→ WORK INSTRUCTION: Show all the lines in the data below that include the word "JSON".

Start of DATA RECORDS

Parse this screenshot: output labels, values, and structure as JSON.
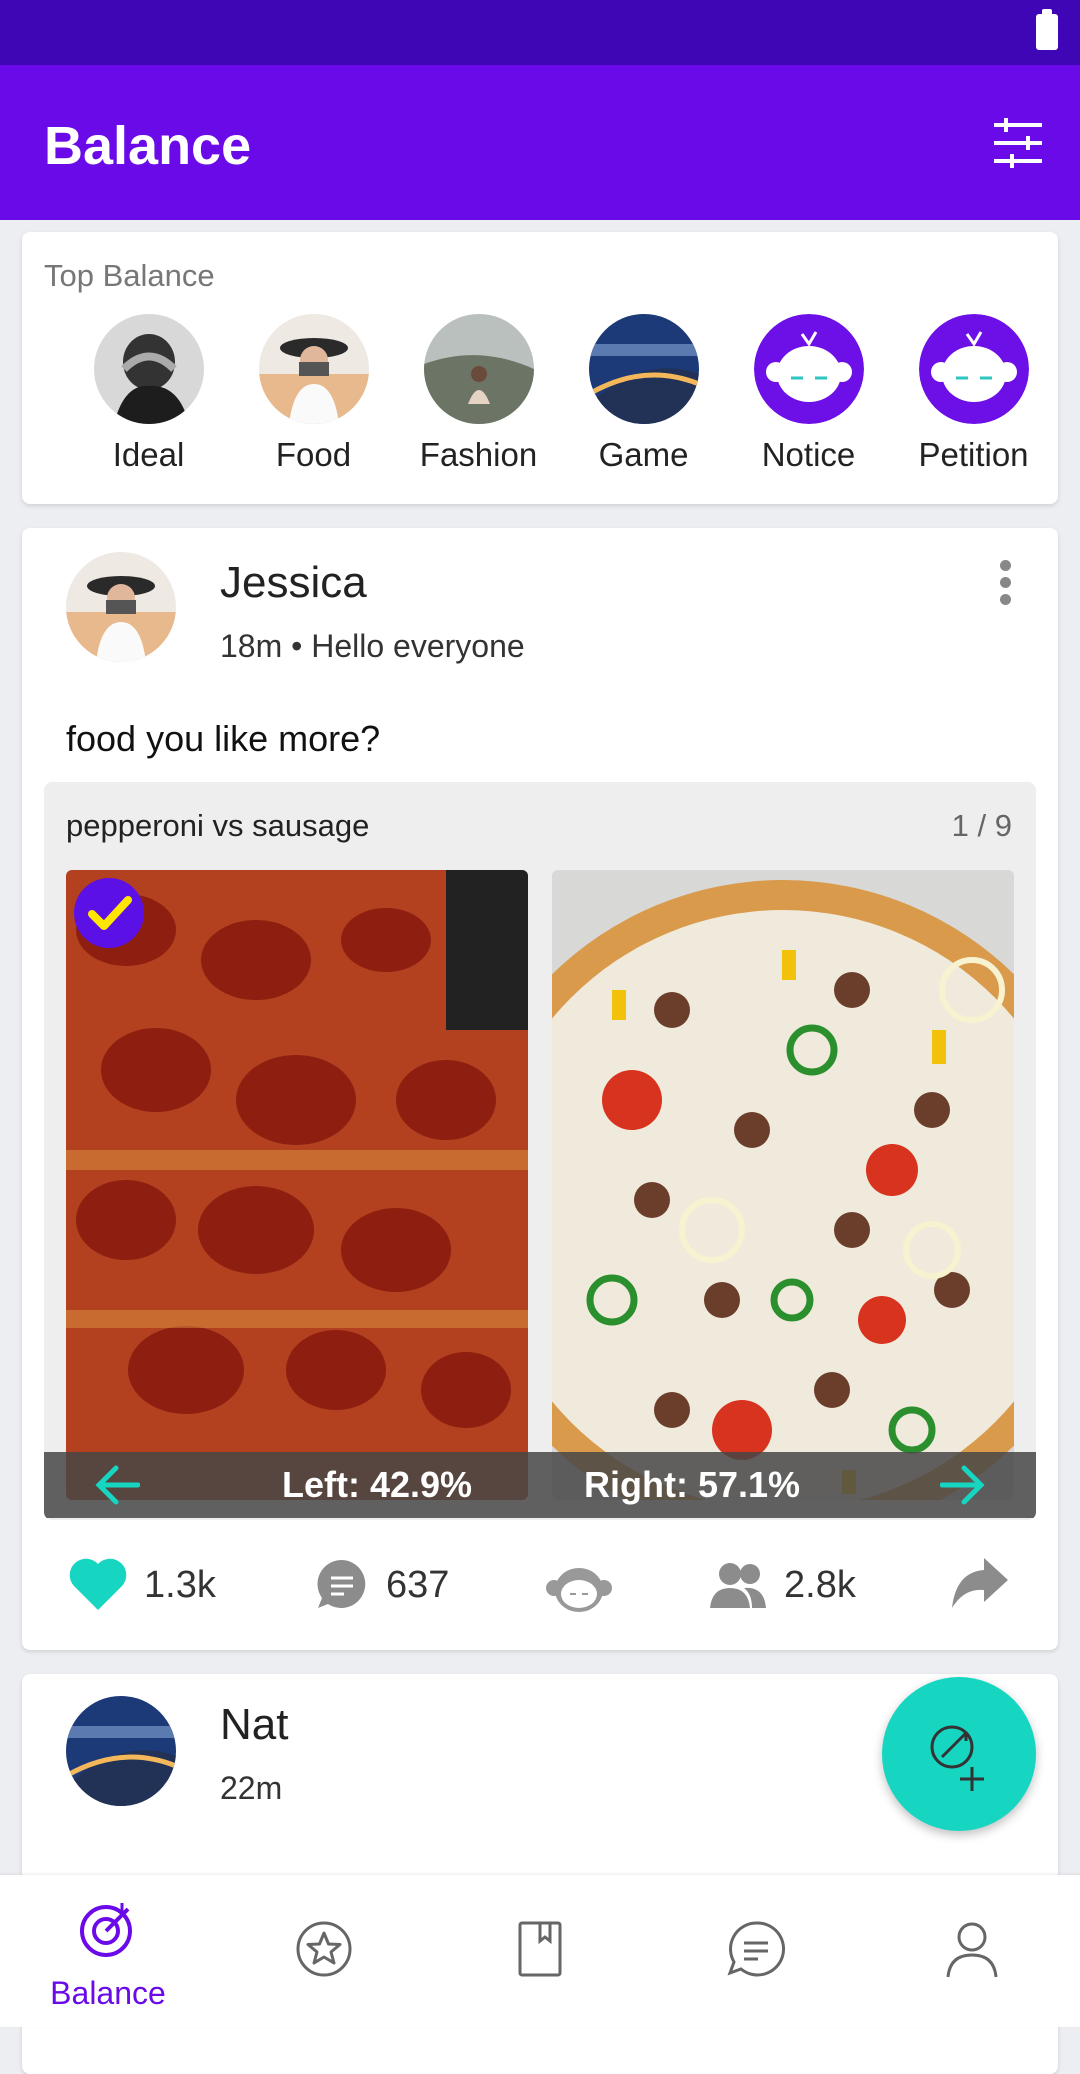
{
  "app": {
    "title": "Balance"
  },
  "top_balance": {
    "label": "Top Balance",
    "items": [
      {
        "label": "Ideal",
        "icon": "person-photo"
      },
      {
        "label": "Food",
        "icon": "photographer-photo"
      },
      {
        "label": "Fashion",
        "icon": "hillside-photo"
      },
      {
        "label": "Game",
        "icon": "bridge-night-photo"
      },
      {
        "label": "Notice",
        "icon": "monkey-logo"
      },
      {
        "label": "Petition",
        "icon": "monkey-logo"
      }
    ]
  },
  "post1": {
    "author": "Jessica",
    "meta": "18m • Hello everyone",
    "question": "food you like more?",
    "vs_title": "pepperoni vs sausage",
    "vs_count": "1 / 9",
    "left_result": "Left: 42.9%",
    "right_result": "Right: 57.1%",
    "likes": "1.3k",
    "comments": "637",
    "participants": "2.8k"
  },
  "post2": {
    "author": "Nat",
    "meta": "22m"
  },
  "nav": {
    "balance_label": "Balance"
  },
  "colors": {
    "primary": "#6a0ae8",
    "status": "#3f06b5",
    "accent": "#16d6c2"
  }
}
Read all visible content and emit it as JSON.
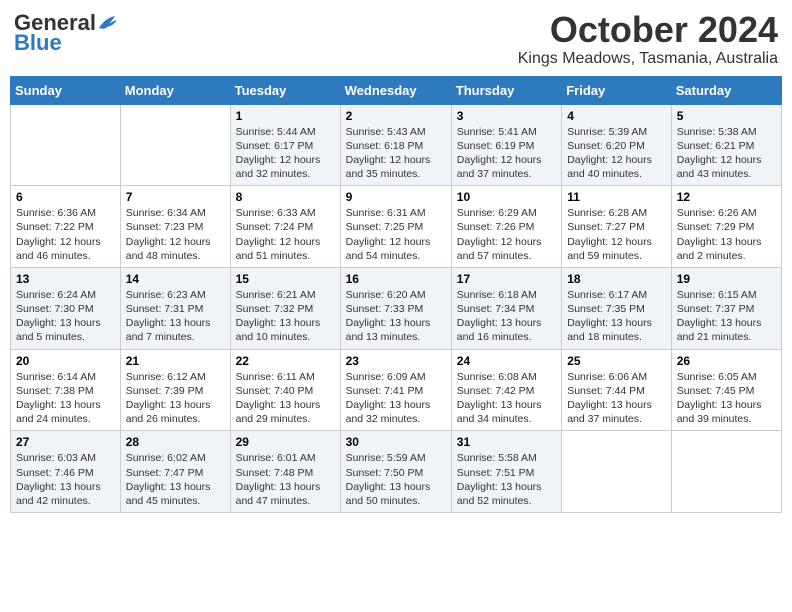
{
  "header": {
    "logo_general": "General",
    "logo_blue": "Blue",
    "month": "October 2024",
    "location": "Kings Meadows, Tasmania, Australia"
  },
  "days_of_week": [
    "Sunday",
    "Monday",
    "Tuesday",
    "Wednesday",
    "Thursday",
    "Friday",
    "Saturday"
  ],
  "weeks": [
    [
      {
        "day": "",
        "sunrise": "",
        "sunset": "",
        "daylight": ""
      },
      {
        "day": "",
        "sunrise": "",
        "sunset": "",
        "daylight": ""
      },
      {
        "day": "1",
        "sunrise": "Sunrise: 5:44 AM",
        "sunset": "Sunset: 6:17 PM",
        "daylight": "Daylight: 12 hours and 32 minutes."
      },
      {
        "day": "2",
        "sunrise": "Sunrise: 5:43 AM",
        "sunset": "Sunset: 6:18 PM",
        "daylight": "Daylight: 12 hours and 35 minutes."
      },
      {
        "day": "3",
        "sunrise": "Sunrise: 5:41 AM",
        "sunset": "Sunset: 6:19 PM",
        "daylight": "Daylight: 12 hours and 37 minutes."
      },
      {
        "day": "4",
        "sunrise": "Sunrise: 5:39 AM",
        "sunset": "Sunset: 6:20 PM",
        "daylight": "Daylight: 12 hours and 40 minutes."
      },
      {
        "day": "5",
        "sunrise": "Sunrise: 5:38 AM",
        "sunset": "Sunset: 6:21 PM",
        "daylight": "Daylight: 12 hours and 43 minutes."
      }
    ],
    [
      {
        "day": "6",
        "sunrise": "Sunrise: 6:36 AM",
        "sunset": "Sunset: 7:22 PM",
        "daylight": "Daylight: 12 hours and 46 minutes."
      },
      {
        "day": "7",
        "sunrise": "Sunrise: 6:34 AM",
        "sunset": "Sunset: 7:23 PM",
        "daylight": "Daylight: 12 hours and 48 minutes."
      },
      {
        "day": "8",
        "sunrise": "Sunrise: 6:33 AM",
        "sunset": "Sunset: 7:24 PM",
        "daylight": "Daylight: 12 hours and 51 minutes."
      },
      {
        "day": "9",
        "sunrise": "Sunrise: 6:31 AM",
        "sunset": "Sunset: 7:25 PM",
        "daylight": "Daylight: 12 hours and 54 minutes."
      },
      {
        "day": "10",
        "sunrise": "Sunrise: 6:29 AM",
        "sunset": "Sunset: 7:26 PM",
        "daylight": "Daylight: 12 hours and 57 minutes."
      },
      {
        "day": "11",
        "sunrise": "Sunrise: 6:28 AM",
        "sunset": "Sunset: 7:27 PM",
        "daylight": "Daylight: 12 hours and 59 minutes."
      },
      {
        "day": "12",
        "sunrise": "Sunrise: 6:26 AM",
        "sunset": "Sunset: 7:29 PM",
        "daylight": "Daylight: 13 hours and 2 minutes."
      }
    ],
    [
      {
        "day": "13",
        "sunrise": "Sunrise: 6:24 AM",
        "sunset": "Sunset: 7:30 PM",
        "daylight": "Daylight: 13 hours and 5 minutes."
      },
      {
        "day": "14",
        "sunrise": "Sunrise: 6:23 AM",
        "sunset": "Sunset: 7:31 PM",
        "daylight": "Daylight: 13 hours and 7 minutes."
      },
      {
        "day": "15",
        "sunrise": "Sunrise: 6:21 AM",
        "sunset": "Sunset: 7:32 PM",
        "daylight": "Daylight: 13 hours and 10 minutes."
      },
      {
        "day": "16",
        "sunrise": "Sunrise: 6:20 AM",
        "sunset": "Sunset: 7:33 PM",
        "daylight": "Daylight: 13 hours and 13 minutes."
      },
      {
        "day": "17",
        "sunrise": "Sunrise: 6:18 AM",
        "sunset": "Sunset: 7:34 PM",
        "daylight": "Daylight: 13 hours and 16 minutes."
      },
      {
        "day": "18",
        "sunrise": "Sunrise: 6:17 AM",
        "sunset": "Sunset: 7:35 PM",
        "daylight": "Daylight: 13 hours and 18 minutes."
      },
      {
        "day": "19",
        "sunrise": "Sunrise: 6:15 AM",
        "sunset": "Sunset: 7:37 PM",
        "daylight": "Daylight: 13 hours and 21 minutes."
      }
    ],
    [
      {
        "day": "20",
        "sunrise": "Sunrise: 6:14 AM",
        "sunset": "Sunset: 7:38 PM",
        "daylight": "Daylight: 13 hours and 24 minutes."
      },
      {
        "day": "21",
        "sunrise": "Sunrise: 6:12 AM",
        "sunset": "Sunset: 7:39 PM",
        "daylight": "Daylight: 13 hours and 26 minutes."
      },
      {
        "day": "22",
        "sunrise": "Sunrise: 6:11 AM",
        "sunset": "Sunset: 7:40 PM",
        "daylight": "Daylight: 13 hours and 29 minutes."
      },
      {
        "day": "23",
        "sunrise": "Sunrise: 6:09 AM",
        "sunset": "Sunset: 7:41 PM",
        "daylight": "Daylight: 13 hours and 32 minutes."
      },
      {
        "day": "24",
        "sunrise": "Sunrise: 6:08 AM",
        "sunset": "Sunset: 7:42 PM",
        "daylight": "Daylight: 13 hours and 34 minutes."
      },
      {
        "day": "25",
        "sunrise": "Sunrise: 6:06 AM",
        "sunset": "Sunset: 7:44 PM",
        "daylight": "Daylight: 13 hours and 37 minutes."
      },
      {
        "day": "26",
        "sunrise": "Sunrise: 6:05 AM",
        "sunset": "Sunset: 7:45 PM",
        "daylight": "Daylight: 13 hours and 39 minutes."
      }
    ],
    [
      {
        "day": "27",
        "sunrise": "Sunrise: 6:03 AM",
        "sunset": "Sunset: 7:46 PM",
        "daylight": "Daylight: 13 hours and 42 minutes."
      },
      {
        "day": "28",
        "sunrise": "Sunrise: 6:02 AM",
        "sunset": "Sunset: 7:47 PM",
        "daylight": "Daylight: 13 hours and 45 minutes."
      },
      {
        "day": "29",
        "sunrise": "Sunrise: 6:01 AM",
        "sunset": "Sunset: 7:48 PM",
        "daylight": "Daylight: 13 hours and 47 minutes."
      },
      {
        "day": "30",
        "sunrise": "Sunrise: 5:59 AM",
        "sunset": "Sunset: 7:50 PM",
        "daylight": "Daylight: 13 hours and 50 minutes."
      },
      {
        "day": "31",
        "sunrise": "Sunrise: 5:58 AM",
        "sunset": "Sunset: 7:51 PM",
        "daylight": "Daylight: 13 hours and 52 minutes."
      },
      {
        "day": "",
        "sunrise": "",
        "sunset": "",
        "daylight": ""
      },
      {
        "day": "",
        "sunrise": "",
        "sunset": "",
        "daylight": ""
      }
    ]
  ]
}
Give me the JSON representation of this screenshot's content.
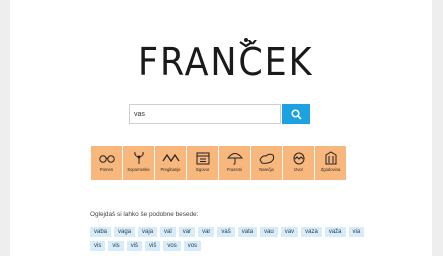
{
  "logo": {
    "text": "FRANČEK"
  },
  "search": {
    "value": "vas",
    "button_icon": "search-icon"
  },
  "categories": [
    {
      "label": "Pomen",
      "icon": "glasses-icon"
    },
    {
      "label": "Sopomenke",
      "icon": "plant-icon"
    },
    {
      "label": "Pregibanje",
      "icon": "zigzag-icon"
    },
    {
      "label": "Izgovor",
      "icon": "calendar-icon"
    },
    {
      "label": "Frazemi",
      "icon": "umbrella-icon"
    },
    {
      "label": "Narečja",
      "icon": "map-icon"
    },
    {
      "label": "Izvor",
      "icon": "egg-icon"
    },
    {
      "label": "Zgodovina",
      "icon": "monument-icon"
    }
  ],
  "similar": {
    "hint": "Oglejdaš si lahko še podobne besede:",
    "words": [
      "vaba",
      "vaga",
      "vaja",
      "val",
      "var",
      "var",
      "vaš",
      "vata",
      "vau",
      "vav",
      "vaza",
      "važa",
      "via",
      "vis",
      "vis",
      "viš",
      "viš",
      "vos",
      "vos"
    ]
  },
  "colors": {
    "accent": "#1ea1e0",
    "category_bg": "#f7b77d",
    "chip_bg": "#d7ecf8"
  }
}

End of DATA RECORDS

→ ANSWER TO THIS PROBLEM:
Parse this screenshot: output labels, values, and structure as JSON.
Read all visible content and emit it as JSON.
Give me the JSON representation of this screenshot's content.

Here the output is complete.